Fiennes Summits Everest
Low key expedition finally brings success
After two failed attempts and a heart attack at 8,500m Sir Ranulph
Fiennes famously declared "I won't be returning to Everest. It's a
seven week trip - last time I had a heart attack, this time bad timing
and weather scuppered my chances. I think any third attempt would be
bad luck." A year on and Fiennes, Britains greatest living explorer,
was back and at 1am this morning became the first person to cross the
North and South Poles and stand on the summit of Mount Everest.
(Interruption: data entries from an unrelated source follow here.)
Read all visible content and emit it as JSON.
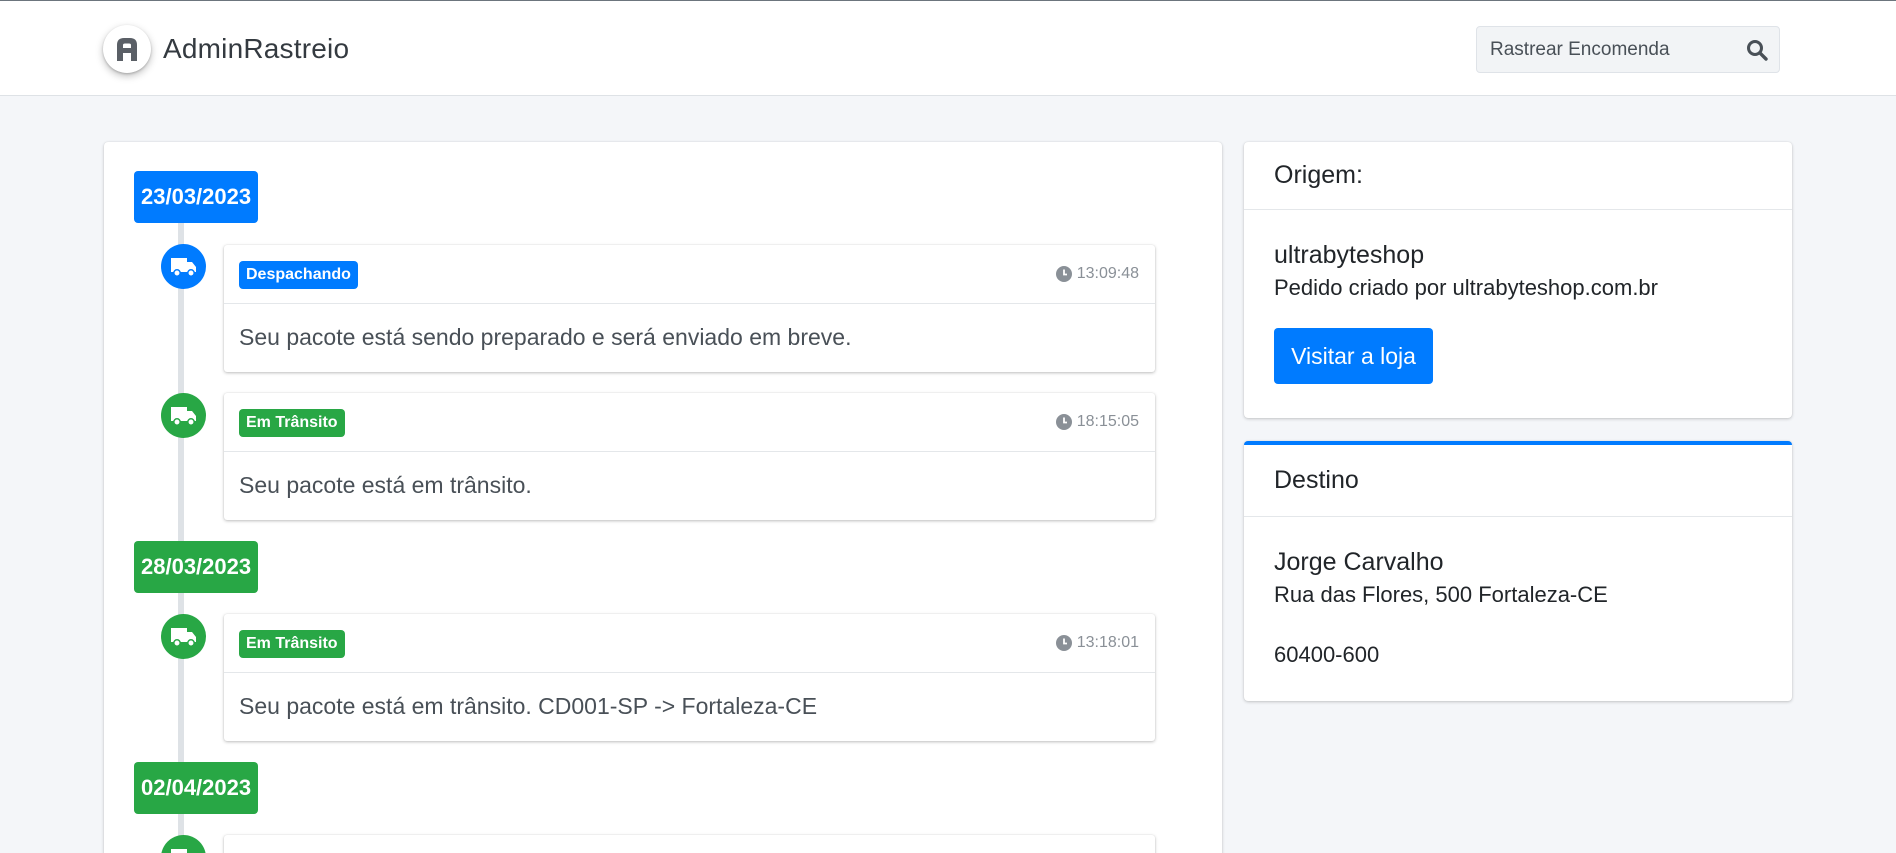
{
  "navbar": {
    "brand": "AdminRastreio",
    "logo_icon": "admin-logo-icon",
    "search_placeholder": "Rastrear Encomenda",
    "search_icon": "search-icon"
  },
  "colors": {
    "primary": "#007bff",
    "success": "#28a745",
    "background": "#f4f6f9"
  },
  "timeline": {
    "groups": [
      {
        "date": "23/03/2023",
        "color": "#007bff",
        "events": [
          {
            "status": "Despachando",
            "status_color": "#007bff",
            "time": "13:09:48",
            "message": "Seu pacote está sendo preparado e será enviado em breve.",
            "icon": "truck-icon"
          },
          {
            "status": "Em Trânsito",
            "status_color": "#28a745",
            "time": "18:15:05",
            "message": "Seu pacote está em trânsito.",
            "icon": "truck-icon"
          }
        ]
      },
      {
        "date": "28/03/2023",
        "color": "#28a745",
        "events": [
          {
            "status": "Em Trânsito",
            "status_color": "#28a745",
            "time": "13:18:01",
            "message": "Seu pacote está em trânsito. CD001-SP -> Fortaleza-CE",
            "icon": "truck-icon"
          }
        ]
      },
      {
        "date": "02/04/2023",
        "color": "#28a745",
        "events": []
      }
    ]
  },
  "origin": {
    "title": "Origem:",
    "store": "ultrabyteshop",
    "created_by": "Pedido criado por ultrabyteshop.com.br",
    "visit_button": "Visitar a loja"
  },
  "destination": {
    "title": "Destino",
    "name": "Jorge Carvalho",
    "address": "Rua das Flores, 500 Fortaleza-CE",
    "zip": "60400-600"
  }
}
At 65
Sir Ranulph becomes the first British pensioner and oldest Brit to
summit the world's highest mountain, and hopes to raise £3
million for the Marie Curie Cancer Care charity.
In a break from the style of his two previous attempts this year's
expedition was deliberately low key, and rather than join a major
commercial trip Fiennes chose to select a small team of Shepas and
retain the services of regular partner Kenton Cool. During his
2005 attempt on Everest, Sir Ranulph had a heart attack just 300 metres
short of the summit and last year was forced again to turn back - this
time at 8,400 metres after suffering from exhaustion. Last year's
attempt was alongside experienced mountaineer and guide Kenton Cool,
who also guided on Feinnes successful ascent of the Eiger's North Face
in 2007. Among Sir Ranulph's other notable numerous are becoming the
first man to reach the north and south poles by land unaided and
completing seven marathons on seven continents in seven days in 2003 -
just 4 months after triple heart bypass surgery!
On summiting as dawn was breaking Sir Ranulph said: "I have summited
Everest for Marie Curie Cancer Care which has long been a personal
goal. I urge everyone who followed my attempt last year to give
generously to Marie Curie so that we can at last achieve our
£3 million target to support its pioneering work in
end-of-life care." Commenting on conditions on the ascent, which
followed the classic South East Ridge route, Sir Ranulph said it was
"very very cold" and that he felt "dreadful" but pleased and that
summiting the world's highest mountain was "the closest you can get to
the moon by walking".
For more details check out the BBC
Discuss this story
Ho hum! That's three new threads on this subject in 24 hours, two with identical titles.
I thought someone was bound to have raised such a thread within minutes of the announcement so I looked for one before considering starting one of my own and hey presto! A RF Everest thread. Soon to be followed by yet another RF Everest thread.
Posted: 21/05/2009 at 20:04